The statement is preceded by a caveat: "Our ability to quantify the human influence on global climate is currently limited because ... there are uncertainties in key factors." The report explains these technical uncertainties. Nevertheless, a large portion of the scientific community concurs with the IPCC's finding. And surely, the massive scale of CO2 emissions into the atmosphere is a source of genuine worry.
The proposed policy response that has gathered most attention is very specific - force CO2 emissions back to the 1990 level. But the costs of meeting the proposed "cap" on CO2 usage would be substantial - ranging from tens of billions to hundreds of billions of dollars a year.
The major energy-using sectors would be hardest hit, notably petroleum refining, chemicals, paper, cement, steel, and aluminum. The electric utilities - most of which use fossil fuel - would be directly affected and, because they serve virtually every part of society, the results of a cutback in CO2 would be pervasive.
IT is not just a matter of high cost, either. There is considerable question whether there will be any net benefit at all. Those CO2 "caps" would be limited to industrialized nations. Developing countries would not be subject to limits on fossil fuel usage for the foreseeable future. Yet global warming is a global problem.
It will be futile to try to respond by curbing our energy use if developing nations more than offset those costly efforts. In the next dozen years, China and India alone are expected to experience greater growth in emissions than the United States, Japan, and Western Europe combined. But, as these developing countries see it, it's unfair to expect them to cap their emissions when their per capita levels of energy use and economic output are so much lower than ours.
One suggestion for a global approach to CO2 emissions is to set up a "trading" mechanism similar to that developed under the 1990 amendments to the Clean Air Act. The notion of "emissions trading" as a way of minimizing costs has great technical appeal to economists. However, emissions trading among nations would constitute a hidden but massive shift of wealth from the economically advanced societies to China, India, and other rapidly developing countries.
All nations would be better off by following a different strategy. Instead of initiating a "crash" program of CO2 emissions taxes and trading, we should encourage investment in the economies of the developing countries.

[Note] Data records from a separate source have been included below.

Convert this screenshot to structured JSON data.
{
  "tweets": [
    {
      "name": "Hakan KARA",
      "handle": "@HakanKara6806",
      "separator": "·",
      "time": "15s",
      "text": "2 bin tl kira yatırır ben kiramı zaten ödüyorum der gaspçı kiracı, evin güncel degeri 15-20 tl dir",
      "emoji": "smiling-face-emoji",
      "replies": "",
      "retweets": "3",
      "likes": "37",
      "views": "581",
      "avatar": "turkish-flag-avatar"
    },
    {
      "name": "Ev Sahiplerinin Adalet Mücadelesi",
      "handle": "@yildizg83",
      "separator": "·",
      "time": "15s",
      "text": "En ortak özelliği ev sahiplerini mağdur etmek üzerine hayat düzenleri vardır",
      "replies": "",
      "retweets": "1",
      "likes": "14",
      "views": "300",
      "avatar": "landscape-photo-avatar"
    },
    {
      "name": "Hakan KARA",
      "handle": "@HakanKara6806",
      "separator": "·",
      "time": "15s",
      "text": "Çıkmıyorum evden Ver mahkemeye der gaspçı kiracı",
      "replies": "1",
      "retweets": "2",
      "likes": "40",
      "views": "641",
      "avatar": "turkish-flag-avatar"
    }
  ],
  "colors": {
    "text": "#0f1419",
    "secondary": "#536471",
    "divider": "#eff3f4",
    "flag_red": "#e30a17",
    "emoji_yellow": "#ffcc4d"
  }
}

When a nation reaches a certain economic threshold (per capita income of about $5,000 a year), it then can start spending its own money for a better environment.
Moreover, gradually phasing in policy actions will minimize their costs. A crash program would mean prematurely retiring much of our capital stock. In contrast, a gradual transition entails replacing the capital stock as it wears out with more advanced equipment that uses less fossil fuel.
During this transition period, we should take those sensible actions that are desirable for domestic economic reasons and that would simultaneously reduce CO2 emissions. A good place to start is to eliminate tax and budget subsidies that encourage the extra use of fossil fuel, the major generator of CO2. The money saved could be used to expand the monitoring systems needed for the evaluation of climate change.
* Murray Weidenbaum is chairman of the Center for the Study of American Business at Washington University in St. Louis.